approximate acceleration along the driving direction in MPH/s along with the
corresponding latitude and longitude in feet for each point in the lap,
obtained by calculating the derivative of the speed data with respect to
time.  The file will be named ‘lap#accel’, where # is the lap number. (20 points)


Note: Use the finite difference
approximation to calculate the derivative:


a is acceleration and v is velocity (speed). 
Using this, we can say


a, v, and t are arrays representing the acceleration, velocity, and time,
respectively, and i is the integer index labeling each
data point in the arrays (i = 0, 1, 2, …).  This is only accurate if the time step is

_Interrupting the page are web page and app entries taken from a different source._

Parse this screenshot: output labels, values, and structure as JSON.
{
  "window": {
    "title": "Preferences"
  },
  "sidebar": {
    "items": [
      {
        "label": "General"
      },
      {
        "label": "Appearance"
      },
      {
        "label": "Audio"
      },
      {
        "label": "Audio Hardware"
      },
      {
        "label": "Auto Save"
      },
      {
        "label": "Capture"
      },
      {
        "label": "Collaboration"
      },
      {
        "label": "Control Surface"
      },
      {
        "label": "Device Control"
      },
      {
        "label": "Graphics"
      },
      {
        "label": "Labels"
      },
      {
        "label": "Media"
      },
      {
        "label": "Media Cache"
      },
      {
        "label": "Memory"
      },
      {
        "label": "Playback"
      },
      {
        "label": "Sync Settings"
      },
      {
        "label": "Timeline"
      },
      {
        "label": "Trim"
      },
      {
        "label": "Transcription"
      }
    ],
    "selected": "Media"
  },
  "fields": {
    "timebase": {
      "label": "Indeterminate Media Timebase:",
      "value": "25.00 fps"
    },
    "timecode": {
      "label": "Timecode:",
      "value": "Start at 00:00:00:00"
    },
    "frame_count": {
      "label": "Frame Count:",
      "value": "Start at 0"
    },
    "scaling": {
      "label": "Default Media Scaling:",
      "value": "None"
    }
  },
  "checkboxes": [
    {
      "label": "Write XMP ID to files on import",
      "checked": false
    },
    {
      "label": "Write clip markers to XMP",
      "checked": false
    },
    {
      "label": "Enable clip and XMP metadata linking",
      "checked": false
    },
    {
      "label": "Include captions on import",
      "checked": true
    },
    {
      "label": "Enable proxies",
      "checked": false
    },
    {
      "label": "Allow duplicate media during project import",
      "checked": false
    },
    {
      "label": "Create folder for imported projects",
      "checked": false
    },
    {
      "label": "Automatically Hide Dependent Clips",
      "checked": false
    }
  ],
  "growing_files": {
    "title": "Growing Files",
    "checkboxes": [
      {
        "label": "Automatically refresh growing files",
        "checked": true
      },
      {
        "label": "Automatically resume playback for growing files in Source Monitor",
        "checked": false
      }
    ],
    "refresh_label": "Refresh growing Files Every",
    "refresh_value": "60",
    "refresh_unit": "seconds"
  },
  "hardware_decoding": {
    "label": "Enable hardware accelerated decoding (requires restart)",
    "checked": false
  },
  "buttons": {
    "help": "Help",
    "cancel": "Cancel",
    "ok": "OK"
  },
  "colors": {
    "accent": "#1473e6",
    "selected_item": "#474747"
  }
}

Driver and car performance in
turns is of particular interest to drivers and crews.  In addition to the above, we will analyze one
turn in detail.  The turn we will analyze
is the north-easternmost turn seen in the Google Maps view of the track.  It may be identified as having GPS latitude
> 34.1475 degrees, and longitude > -83.81041.  For this turn in particular, your code will
provide the following outputs:

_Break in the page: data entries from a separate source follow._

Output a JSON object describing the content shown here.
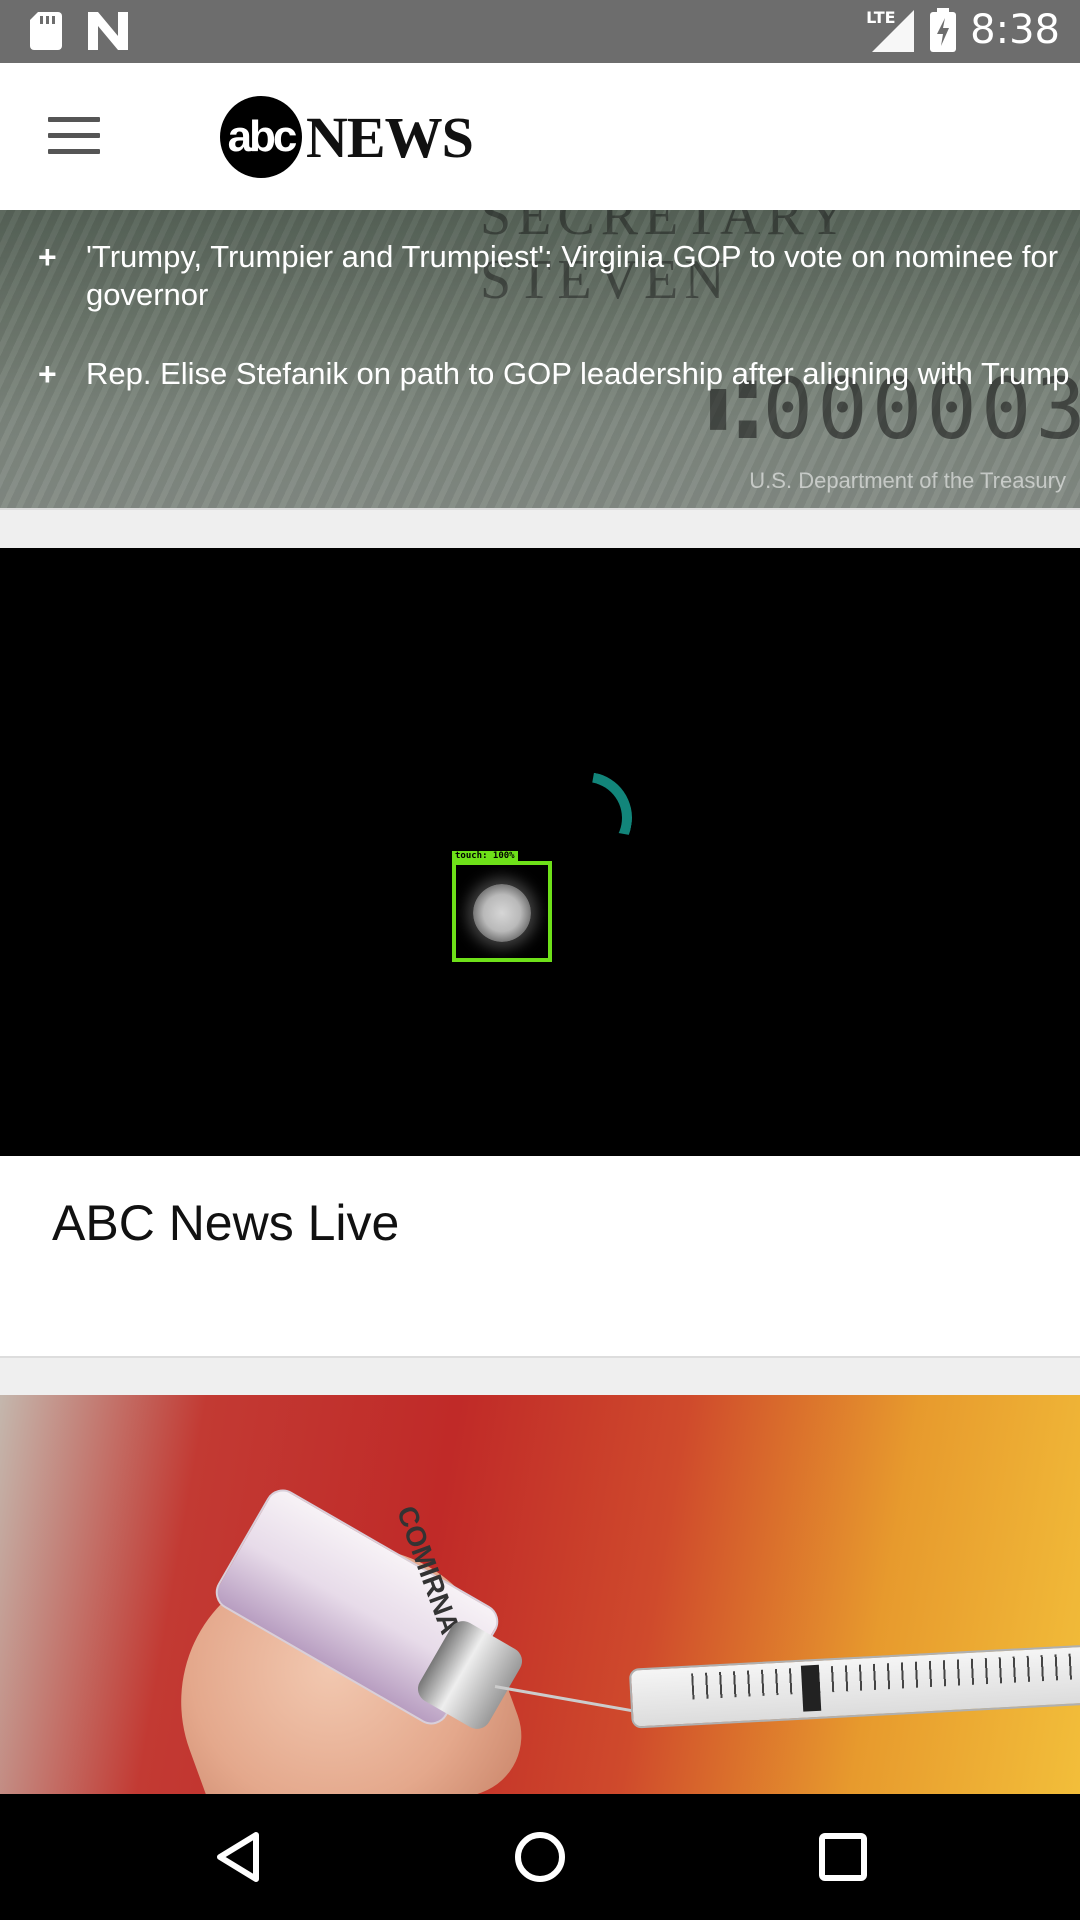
{
  "status_bar": {
    "time": "8:38",
    "network": "LTE",
    "icons": [
      "sd-card-icon",
      "n-notification-icon",
      "lte-signal-icon",
      "battery-charging-icon"
    ]
  },
  "app_bar": {
    "logo_circle_text": "abc",
    "logo_word": "NEWS",
    "menu_icon": "hamburger-menu-icon"
  },
  "hero": {
    "related": [
      {
        "text": "'Trumpy, Trumpier and Trumpiest': Virginia GOP to vote on nominee for governor"
      },
      {
        "text": "Rep. Elise Stefanik on path to GOP leadership after aligning with Trump"
      }
    ],
    "expand_symbol": "+",
    "photo_credit": "U.S. Department of the Treasury"
  },
  "video": {
    "touch_label": "touch: 100%",
    "accent": "#12857a",
    "touch_box_color": "#6ee019"
  },
  "live_card": {
    "title": "ABC News Live"
  },
  "vaccine_image": {
    "vial_label": "COMIRNATY"
  },
  "nav_bar": {
    "back": "back-icon",
    "home": "home-icon",
    "recents": "recents-icon"
  }
}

speed in MPH at exit of turn for each lap,
labeled by lap number (15 points)

speed in MPH at entry of turn for each lap,
labeled by lap number (15 points)

You will be provided with the lap data files for laps 1-10
as well as the expected output for these laps for code testing purposes.  Your code will be graded using lap data files
for laps 11-20, which you will not be provided in advance.

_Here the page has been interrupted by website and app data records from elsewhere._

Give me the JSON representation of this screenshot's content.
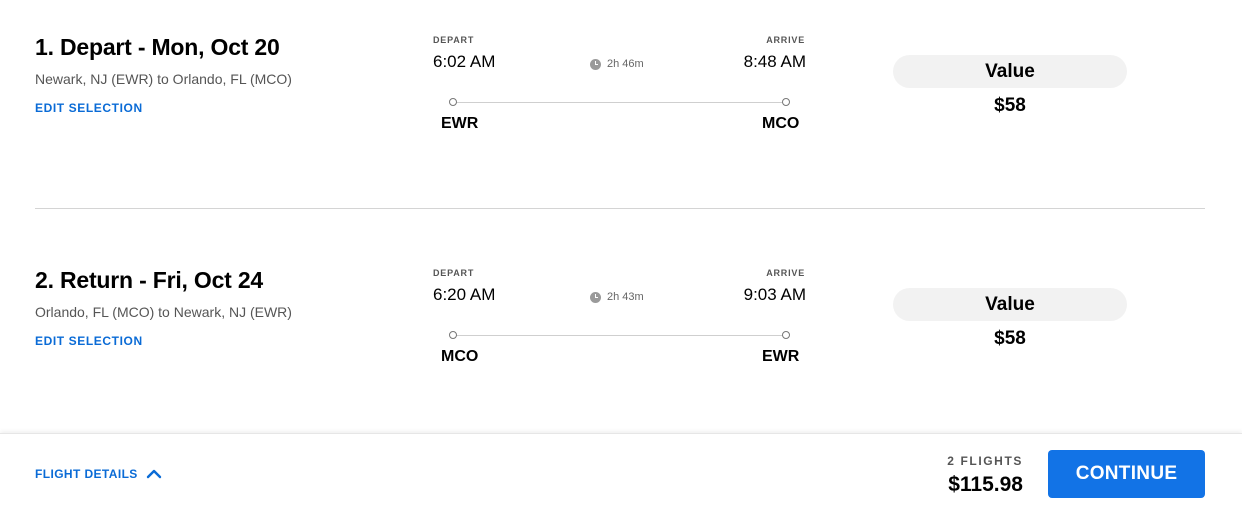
{
  "segments": [
    {
      "title": "1. Depart - Mon, Oct 20",
      "route": "Newark, NJ (EWR) to Orlando, FL (MCO)",
      "edit_label": "EDIT SELECTION",
      "depart_label": "DEPART",
      "arrive_label": "ARRIVE",
      "depart_time": "6:02 AM",
      "arrive_time": "8:48 AM",
      "duration": "2h 46m",
      "origin": "EWR",
      "destination": "MCO",
      "fare_name": "Value",
      "fare_price": "$58"
    },
    {
      "title": "2. Return - Fri, Oct 24",
      "route": "Orlando, FL (MCO) to Newark, NJ (EWR)",
      "edit_label": "EDIT SELECTION",
      "depart_label": "DEPART",
      "arrive_label": "ARRIVE",
      "depart_time": "6:20 AM",
      "arrive_time": "9:03 AM",
      "duration": "2h 43m",
      "origin": "MCO",
      "destination": "EWR",
      "fare_name": "Value",
      "fare_price": "$58"
    }
  ],
  "footer": {
    "flight_details_label": "FLIGHT DETAILS",
    "flight_count": "2 FLIGHTS",
    "total": "$115.98",
    "continue_label": "CONTINUE"
  },
  "icons": {
    "duration": "clock-icon",
    "flight_details_toggle": "chevron-up-icon"
  },
  "colors": {
    "link": "#0a6bd6",
    "primary_button": "#1273e6"
  }
}
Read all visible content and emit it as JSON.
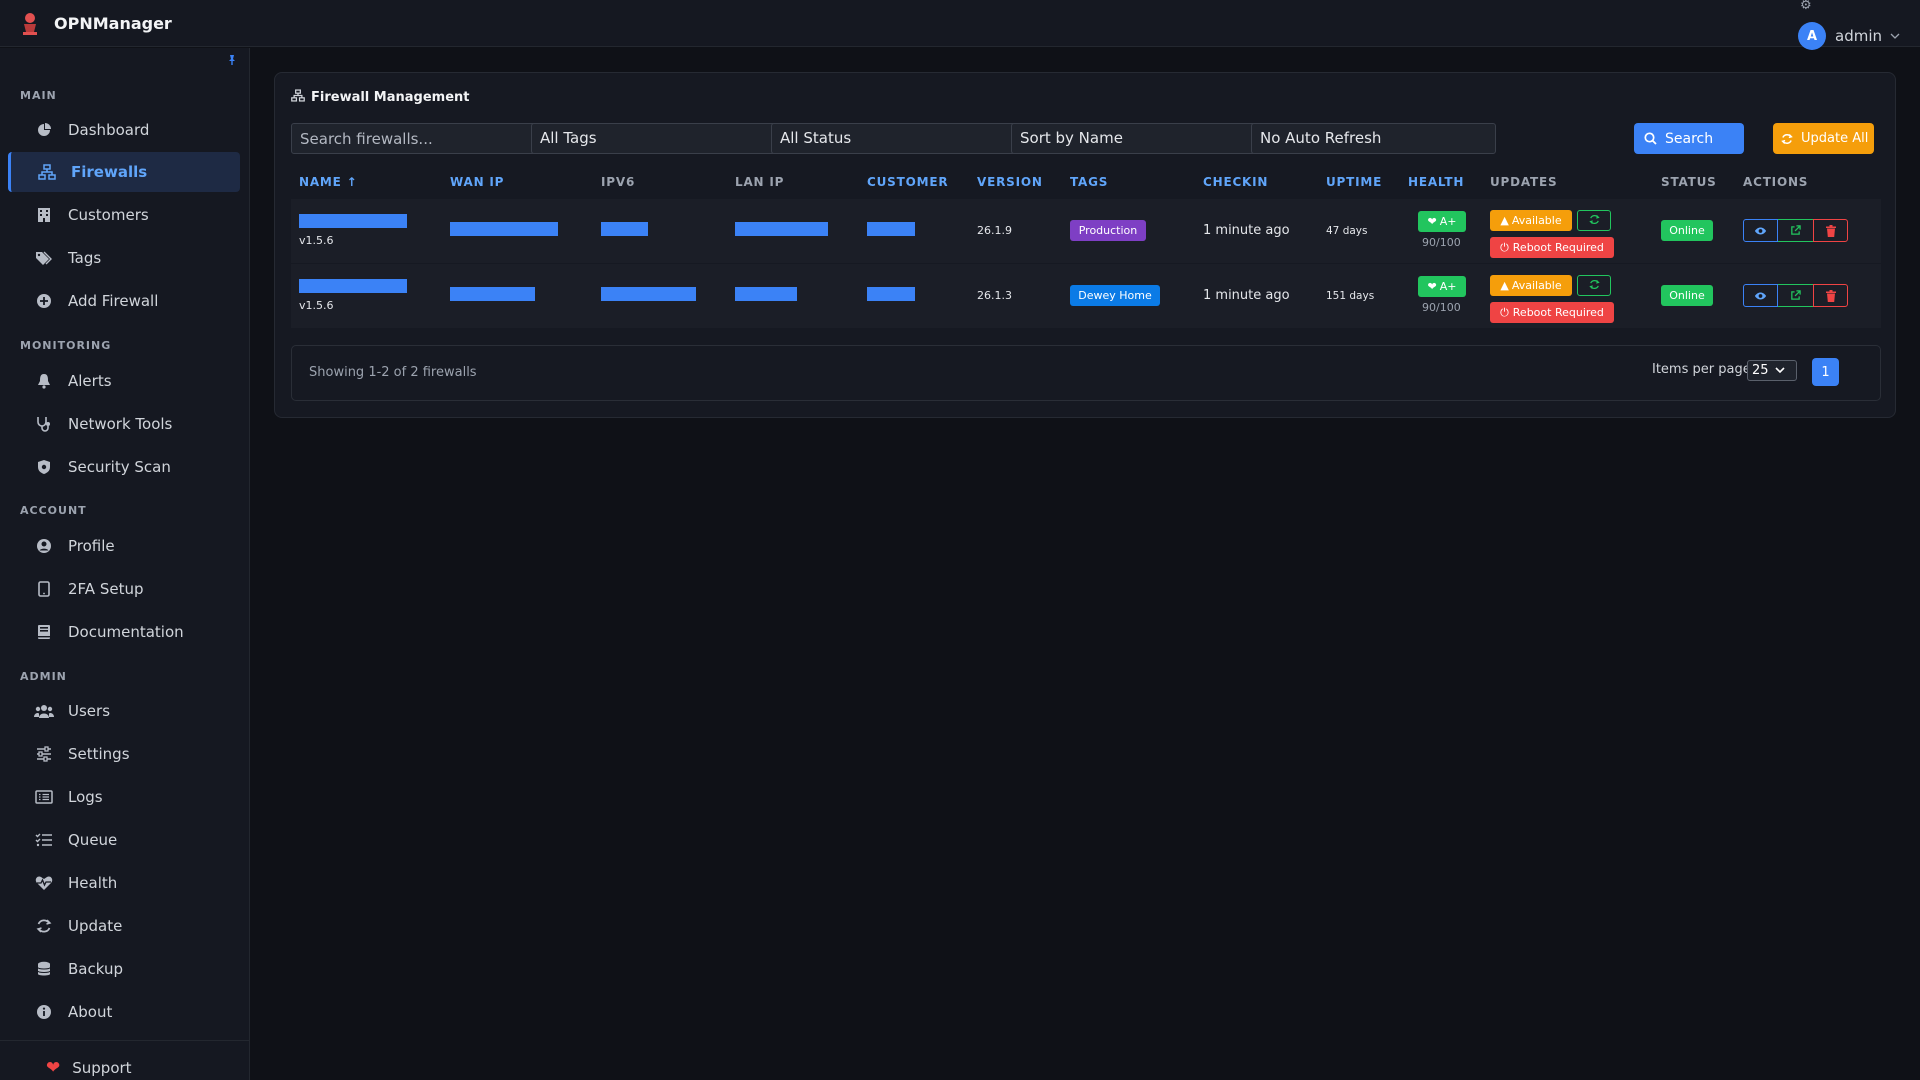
{
  "app": {
    "title": "OPNManager"
  },
  "user": {
    "initial": "A",
    "name": "admin"
  },
  "sidebar": {
    "sections": [
      {
        "label": "MAIN"
      },
      {
        "label": "MONITORING"
      },
      {
        "label": "ACCOUNT"
      },
      {
        "label": "ADMIN"
      }
    ],
    "items": [
      {
        "label": "Dashboard",
        "icon": "dashboard-icon"
      },
      {
        "label": "Firewalls",
        "icon": "network-icon",
        "active": true
      },
      {
        "label": "Customers",
        "icon": "building-icon"
      },
      {
        "label": "Tags",
        "icon": "tags-icon"
      },
      {
        "label": "Add Firewall",
        "icon": "plus-circle-icon"
      },
      {
        "label": "Alerts",
        "icon": "bell-icon"
      },
      {
        "label": "Network Tools",
        "icon": "stethoscope-icon"
      },
      {
        "label": "Security Scan",
        "icon": "shield-icon"
      },
      {
        "label": "Profile",
        "icon": "user-circle-icon"
      },
      {
        "label": "2FA Setup",
        "icon": "phone-icon"
      },
      {
        "label": "Documentation",
        "icon": "book-icon"
      },
      {
        "label": "Users",
        "icon": "users-icon"
      },
      {
        "label": "Settings",
        "icon": "sliders-icon"
      },
      {
        "label": "Logs",
        "icon": "list-icon"
      },
      {
        "label": "Queue",
        "icon": "tasks-icon"
      },
      {
        "label": "Health",
        "icon": "heartbeat-icon"
      },
      {
        "label": "Update",
        "icon": "sync-icon"
      },
      {
        "label": "Backup",
        "icon": "database-icon"
      },
      {
        "label": "About",
        "icon": "info-icon"
      }
    ],
    "support": "Support"
  },
  "main": {
    "title": "Firewall Management",
    "filters": {
      "search_placeholder": "Search firewalls...",
      "tags": "All Tags",
      "status": "All Status",
      "sort": "Sort by Name",
      "refresh": "No Auto Refresh"
    },
    "search_button": "Search",
    "update_all_button": "Update All",
    "columns": [
      "NAME ↑",
      "WAN IP",
      "IPV6",
      "LAN IP",
      "CUSTOMER",
      "VERSION",
      "TAGS",
      "CHECKIN",
      "UPTIME",
      "HEALTH",
      "UPDATES",
      "STATUS",
      "ACTIONS"
    ],
    "rows": [
      {
        "agent_version": "v1.5.6",
        "version": "26.1.9",
        "tag": "Production",
        "tag_color": "#7e3fc4",
        "checkin": "1 minute ago",
        "uptime": "47 days",
        "health_grade": "A+",
        "health_score": "90/100",
        "update_label": "Available",
        "reboot_label": "Reboot Required",
        "status": "Online"
      },
      {
        "agent_version": "v1.5.6",
        "version": "26.1.3",
        "tag": "Dewey Home",
        "tag_color": "#0b7be6",
        "checkin": "1 minute ago",
        "uptime": "151 days",
        "health_grade": "A+",
        "health_score": "90/100",
        "update_label": "Available",
        "reboot_label": "Reboot Required",
        "status": "Online"
      }
    ],
    "footer": {
      "showing": "Showing 1-2 of 2 firewalls",
      "items_per_page_label": "Items per page:",
      "items_per_page": "25",
      "page": "1"
    }
  }
}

Click here to download .zip of lap files, .tqm file, and skeleton code: (note that the lap files must be placed in the project directory with the source code)

Expected program output for laps 1-10:

bash-3.2$ ./a.out

Enter first
lap: 1

Enter last
lap: 10

Sorted lap
numbers, time (s), average speed (mph), percent of lap accelerating, highest
speed, lowest speed, turn entry speed, turn exit speed: 

7,  106.1,  85.9465, 
77.2856,  115.651,  50.9352, 
88.2709,  89.1299

9,  106.175,  85.7244, 
77.8432,  115.794,  50.6257, 
87.6558,  90.0947

5,  106.375,  85.6019, 
77.0388,  118.245,  46.6473, 
88.3386,  92.9353

6,  106.925,  85.1735, 
76.8997,  114.674,  49.5438, 
89.8754,  89.8422

4,  106.925,  85.1969, 
76.6191,  116.704,  51.5302, 
87.3402,  88.2564

8,  107.15,  85.0444, 
76.3649,  114.835,  50.6284, 
88.1647,  89.1233

10,  107.6,  84.6109, 
79.1822,  114.662,  50.9818, 
82.8213,  84.2125

2,  109.075,  83.5438, 
74.3067,  114.183,  49.9965, 
85.8779,  83.4166

3,  109.475,  83.1213, 
76.0904,  117.13,  48.9904, 
83.3789,  84.1368

1,  115.275,  79.0689, 
71.6981,  113.44,  45.9791, 
66.1726,  69.7166


Output acceleration data files may be downloaded here:

Lab checkoff sheet:



This will be graded by demonstrating for the TA (checking
off) OR by submission on Jinx.  Early submissions/ check-offs
are awarded 2 bonus points per day early. 
Late assignments are penalized 20% per day late.  If you are unable to demonstrate for the TA
by the due date and time and wish to avoid the late penalty, either submit on Jinx (directions below, no demonstration required) or upload a zip of
all of your code files to t-square before the due
date and time, and ask the TA to download it when you arrive for your
demonstration.  Only one official
demonstration or Jinx submission is allowed per student: after you have completed your graded
demonstration or Jinx submission you will not receive additional points by demonstrating
additional features later.

Directions for project submission on Jinx:


Special thanks to Darren Pierce and Jay Stroud
of Racing Analytics for providing the racing data.